BRIEF: Report every line below that holds the word "JSON".

(Extracted records)
[Start of section]

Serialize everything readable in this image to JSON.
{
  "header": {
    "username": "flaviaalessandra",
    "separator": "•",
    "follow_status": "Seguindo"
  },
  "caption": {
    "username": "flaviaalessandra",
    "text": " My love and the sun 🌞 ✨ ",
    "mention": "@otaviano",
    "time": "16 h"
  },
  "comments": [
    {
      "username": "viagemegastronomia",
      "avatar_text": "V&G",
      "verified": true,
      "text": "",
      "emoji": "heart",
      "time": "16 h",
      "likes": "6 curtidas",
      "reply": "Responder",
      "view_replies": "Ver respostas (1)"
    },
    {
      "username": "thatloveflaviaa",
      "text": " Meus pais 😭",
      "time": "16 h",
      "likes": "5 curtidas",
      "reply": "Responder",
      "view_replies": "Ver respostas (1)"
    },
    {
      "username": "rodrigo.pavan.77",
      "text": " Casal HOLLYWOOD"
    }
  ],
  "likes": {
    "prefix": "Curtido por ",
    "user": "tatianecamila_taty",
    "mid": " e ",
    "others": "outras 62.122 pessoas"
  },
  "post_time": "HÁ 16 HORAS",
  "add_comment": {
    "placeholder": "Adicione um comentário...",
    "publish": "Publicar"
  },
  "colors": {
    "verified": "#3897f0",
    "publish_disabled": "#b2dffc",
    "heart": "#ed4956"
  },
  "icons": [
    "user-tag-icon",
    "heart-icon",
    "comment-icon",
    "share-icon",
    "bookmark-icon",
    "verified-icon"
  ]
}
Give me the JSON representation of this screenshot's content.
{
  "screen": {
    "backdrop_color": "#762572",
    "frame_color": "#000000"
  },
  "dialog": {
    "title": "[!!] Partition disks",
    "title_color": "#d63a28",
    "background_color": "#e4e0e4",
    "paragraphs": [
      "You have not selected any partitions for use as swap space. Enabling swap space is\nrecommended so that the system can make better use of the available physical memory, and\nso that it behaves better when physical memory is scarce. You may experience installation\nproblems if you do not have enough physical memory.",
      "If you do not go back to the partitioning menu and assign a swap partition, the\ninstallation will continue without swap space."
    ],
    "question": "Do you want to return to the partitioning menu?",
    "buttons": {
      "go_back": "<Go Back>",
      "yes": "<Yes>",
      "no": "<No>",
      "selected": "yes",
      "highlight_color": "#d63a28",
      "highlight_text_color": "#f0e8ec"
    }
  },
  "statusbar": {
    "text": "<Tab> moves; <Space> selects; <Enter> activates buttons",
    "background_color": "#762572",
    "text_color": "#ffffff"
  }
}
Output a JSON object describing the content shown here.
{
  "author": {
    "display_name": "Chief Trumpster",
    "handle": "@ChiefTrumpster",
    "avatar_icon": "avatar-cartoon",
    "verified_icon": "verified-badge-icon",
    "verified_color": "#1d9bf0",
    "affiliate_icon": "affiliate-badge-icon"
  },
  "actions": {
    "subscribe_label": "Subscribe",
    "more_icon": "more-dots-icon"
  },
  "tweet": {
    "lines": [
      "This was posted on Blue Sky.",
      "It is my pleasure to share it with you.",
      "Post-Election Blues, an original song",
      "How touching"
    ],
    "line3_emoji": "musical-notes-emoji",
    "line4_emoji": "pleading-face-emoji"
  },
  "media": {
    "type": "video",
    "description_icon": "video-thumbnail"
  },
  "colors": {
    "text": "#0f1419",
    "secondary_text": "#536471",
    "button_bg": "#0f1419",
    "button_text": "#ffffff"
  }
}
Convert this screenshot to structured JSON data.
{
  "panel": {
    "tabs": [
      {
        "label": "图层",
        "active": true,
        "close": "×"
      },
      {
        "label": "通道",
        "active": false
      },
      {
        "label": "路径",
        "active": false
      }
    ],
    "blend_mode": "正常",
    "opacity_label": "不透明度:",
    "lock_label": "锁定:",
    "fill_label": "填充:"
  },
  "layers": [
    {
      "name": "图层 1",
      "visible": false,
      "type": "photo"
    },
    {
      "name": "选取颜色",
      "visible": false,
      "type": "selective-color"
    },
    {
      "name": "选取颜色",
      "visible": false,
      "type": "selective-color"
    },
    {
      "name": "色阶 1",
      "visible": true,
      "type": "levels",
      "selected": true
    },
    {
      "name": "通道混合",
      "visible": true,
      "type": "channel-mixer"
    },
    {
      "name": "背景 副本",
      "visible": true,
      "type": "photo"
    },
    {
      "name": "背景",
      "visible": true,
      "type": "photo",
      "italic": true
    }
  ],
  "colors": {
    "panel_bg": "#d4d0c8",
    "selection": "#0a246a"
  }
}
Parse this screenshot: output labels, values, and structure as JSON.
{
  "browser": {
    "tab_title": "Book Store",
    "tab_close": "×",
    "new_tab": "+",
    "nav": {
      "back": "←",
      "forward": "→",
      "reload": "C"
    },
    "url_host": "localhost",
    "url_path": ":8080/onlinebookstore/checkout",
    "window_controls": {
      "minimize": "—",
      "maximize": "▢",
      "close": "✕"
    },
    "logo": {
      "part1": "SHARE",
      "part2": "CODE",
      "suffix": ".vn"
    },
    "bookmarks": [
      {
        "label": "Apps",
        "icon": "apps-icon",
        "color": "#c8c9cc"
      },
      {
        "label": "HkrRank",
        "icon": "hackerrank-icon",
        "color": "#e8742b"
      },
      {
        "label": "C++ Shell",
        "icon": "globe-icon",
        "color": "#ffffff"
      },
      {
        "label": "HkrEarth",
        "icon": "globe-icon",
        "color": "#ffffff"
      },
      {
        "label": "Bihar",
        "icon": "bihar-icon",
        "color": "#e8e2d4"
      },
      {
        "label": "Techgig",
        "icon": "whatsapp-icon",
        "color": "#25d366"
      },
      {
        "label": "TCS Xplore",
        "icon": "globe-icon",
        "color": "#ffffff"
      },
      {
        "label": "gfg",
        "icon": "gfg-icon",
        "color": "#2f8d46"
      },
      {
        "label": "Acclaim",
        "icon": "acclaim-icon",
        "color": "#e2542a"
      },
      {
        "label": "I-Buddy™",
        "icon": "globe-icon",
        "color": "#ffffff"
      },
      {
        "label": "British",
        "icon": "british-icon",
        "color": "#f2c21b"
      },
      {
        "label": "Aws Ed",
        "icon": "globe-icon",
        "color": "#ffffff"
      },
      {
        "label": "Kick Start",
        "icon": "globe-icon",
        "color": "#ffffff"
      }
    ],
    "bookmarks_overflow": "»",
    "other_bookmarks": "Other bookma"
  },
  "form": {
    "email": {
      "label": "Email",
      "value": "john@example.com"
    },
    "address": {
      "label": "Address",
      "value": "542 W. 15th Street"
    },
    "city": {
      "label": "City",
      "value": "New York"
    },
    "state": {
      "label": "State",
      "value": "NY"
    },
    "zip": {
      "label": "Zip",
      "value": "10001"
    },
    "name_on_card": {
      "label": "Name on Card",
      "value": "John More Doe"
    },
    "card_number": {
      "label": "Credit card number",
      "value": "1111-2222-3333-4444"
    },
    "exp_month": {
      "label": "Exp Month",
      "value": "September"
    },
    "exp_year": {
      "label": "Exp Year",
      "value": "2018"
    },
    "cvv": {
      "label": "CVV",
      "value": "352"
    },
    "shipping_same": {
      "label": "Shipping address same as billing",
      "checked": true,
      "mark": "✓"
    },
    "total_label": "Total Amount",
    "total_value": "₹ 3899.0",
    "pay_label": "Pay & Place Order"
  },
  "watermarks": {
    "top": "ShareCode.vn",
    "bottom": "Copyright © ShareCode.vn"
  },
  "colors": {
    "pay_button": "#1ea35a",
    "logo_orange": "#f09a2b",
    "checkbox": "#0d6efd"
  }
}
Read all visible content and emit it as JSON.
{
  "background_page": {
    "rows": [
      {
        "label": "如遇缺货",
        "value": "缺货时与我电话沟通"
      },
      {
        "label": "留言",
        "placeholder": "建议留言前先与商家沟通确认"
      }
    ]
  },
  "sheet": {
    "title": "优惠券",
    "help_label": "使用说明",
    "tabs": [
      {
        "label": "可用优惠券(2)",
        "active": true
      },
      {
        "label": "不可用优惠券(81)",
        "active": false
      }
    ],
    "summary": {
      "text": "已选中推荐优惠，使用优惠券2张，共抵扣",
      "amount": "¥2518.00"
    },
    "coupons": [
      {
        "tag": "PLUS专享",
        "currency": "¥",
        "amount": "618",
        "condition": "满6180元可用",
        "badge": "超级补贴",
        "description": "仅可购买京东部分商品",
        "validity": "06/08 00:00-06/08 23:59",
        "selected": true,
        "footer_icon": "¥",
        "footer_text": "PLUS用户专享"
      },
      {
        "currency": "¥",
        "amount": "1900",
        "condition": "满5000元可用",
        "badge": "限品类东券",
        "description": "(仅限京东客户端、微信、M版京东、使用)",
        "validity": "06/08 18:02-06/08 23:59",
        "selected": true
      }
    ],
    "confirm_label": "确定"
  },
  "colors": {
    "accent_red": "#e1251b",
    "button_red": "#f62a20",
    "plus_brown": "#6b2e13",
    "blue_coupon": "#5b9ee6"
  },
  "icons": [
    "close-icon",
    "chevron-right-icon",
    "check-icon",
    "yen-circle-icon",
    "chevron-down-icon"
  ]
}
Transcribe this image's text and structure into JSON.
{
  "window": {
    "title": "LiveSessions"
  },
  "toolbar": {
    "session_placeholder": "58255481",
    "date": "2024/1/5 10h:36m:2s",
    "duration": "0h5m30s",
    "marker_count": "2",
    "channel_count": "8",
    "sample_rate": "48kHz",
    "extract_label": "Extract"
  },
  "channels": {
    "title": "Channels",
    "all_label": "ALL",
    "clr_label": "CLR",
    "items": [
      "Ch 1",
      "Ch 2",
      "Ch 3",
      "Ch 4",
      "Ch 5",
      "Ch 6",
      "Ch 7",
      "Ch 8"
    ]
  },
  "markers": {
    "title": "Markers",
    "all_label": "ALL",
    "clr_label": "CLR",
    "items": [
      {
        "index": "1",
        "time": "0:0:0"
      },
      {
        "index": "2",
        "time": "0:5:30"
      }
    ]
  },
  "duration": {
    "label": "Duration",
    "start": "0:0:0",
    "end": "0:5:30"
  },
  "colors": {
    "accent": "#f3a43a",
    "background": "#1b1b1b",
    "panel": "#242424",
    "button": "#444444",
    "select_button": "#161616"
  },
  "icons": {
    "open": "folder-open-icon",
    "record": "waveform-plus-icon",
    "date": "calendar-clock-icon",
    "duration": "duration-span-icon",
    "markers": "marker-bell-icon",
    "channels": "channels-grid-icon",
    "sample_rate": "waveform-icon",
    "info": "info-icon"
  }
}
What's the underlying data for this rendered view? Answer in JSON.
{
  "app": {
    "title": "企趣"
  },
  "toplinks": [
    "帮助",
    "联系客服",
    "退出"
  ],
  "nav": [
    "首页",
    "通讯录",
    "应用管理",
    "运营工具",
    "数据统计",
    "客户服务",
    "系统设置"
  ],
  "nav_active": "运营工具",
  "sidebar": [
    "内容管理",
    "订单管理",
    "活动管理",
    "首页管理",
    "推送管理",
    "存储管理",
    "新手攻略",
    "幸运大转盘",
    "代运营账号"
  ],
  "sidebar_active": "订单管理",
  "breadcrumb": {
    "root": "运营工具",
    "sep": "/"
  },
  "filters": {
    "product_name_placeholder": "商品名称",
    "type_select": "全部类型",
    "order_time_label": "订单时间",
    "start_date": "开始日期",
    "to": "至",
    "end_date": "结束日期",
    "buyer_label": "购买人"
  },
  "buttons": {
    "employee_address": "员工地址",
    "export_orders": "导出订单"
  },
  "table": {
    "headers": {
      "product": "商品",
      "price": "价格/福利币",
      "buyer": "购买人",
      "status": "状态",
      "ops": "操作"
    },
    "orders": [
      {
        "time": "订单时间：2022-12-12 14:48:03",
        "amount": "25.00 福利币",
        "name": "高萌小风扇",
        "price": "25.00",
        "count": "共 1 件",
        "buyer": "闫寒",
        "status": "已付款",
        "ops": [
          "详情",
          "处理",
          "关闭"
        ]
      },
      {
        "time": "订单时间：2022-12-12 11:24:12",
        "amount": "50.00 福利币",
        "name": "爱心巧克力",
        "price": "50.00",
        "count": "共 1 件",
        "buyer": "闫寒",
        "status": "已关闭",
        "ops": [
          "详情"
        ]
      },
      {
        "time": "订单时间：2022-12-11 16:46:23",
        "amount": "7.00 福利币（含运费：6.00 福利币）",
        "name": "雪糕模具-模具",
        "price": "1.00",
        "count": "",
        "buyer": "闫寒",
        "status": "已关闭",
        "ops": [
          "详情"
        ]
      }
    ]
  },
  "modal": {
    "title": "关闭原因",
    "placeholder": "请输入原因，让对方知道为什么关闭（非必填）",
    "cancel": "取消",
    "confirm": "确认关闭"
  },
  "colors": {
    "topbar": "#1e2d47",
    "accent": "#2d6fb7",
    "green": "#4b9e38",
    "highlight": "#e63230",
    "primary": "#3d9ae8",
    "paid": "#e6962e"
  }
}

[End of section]

ANSWER TO THIS EXERCISE:
Serialize everything readable in this image to JSON.
Give me the JSON representation of this screenshot's content.
Output a JSON object describing the content shown here.
Convert this screenshot to structured JSON data.
Parse this screenshot: output labels, values, and structure as JSON.
Read all visible content and emit it as JSON.
Transcribe this image's text and structure into JSON.
What's the underlying data for this rendered view? Answer in JSON.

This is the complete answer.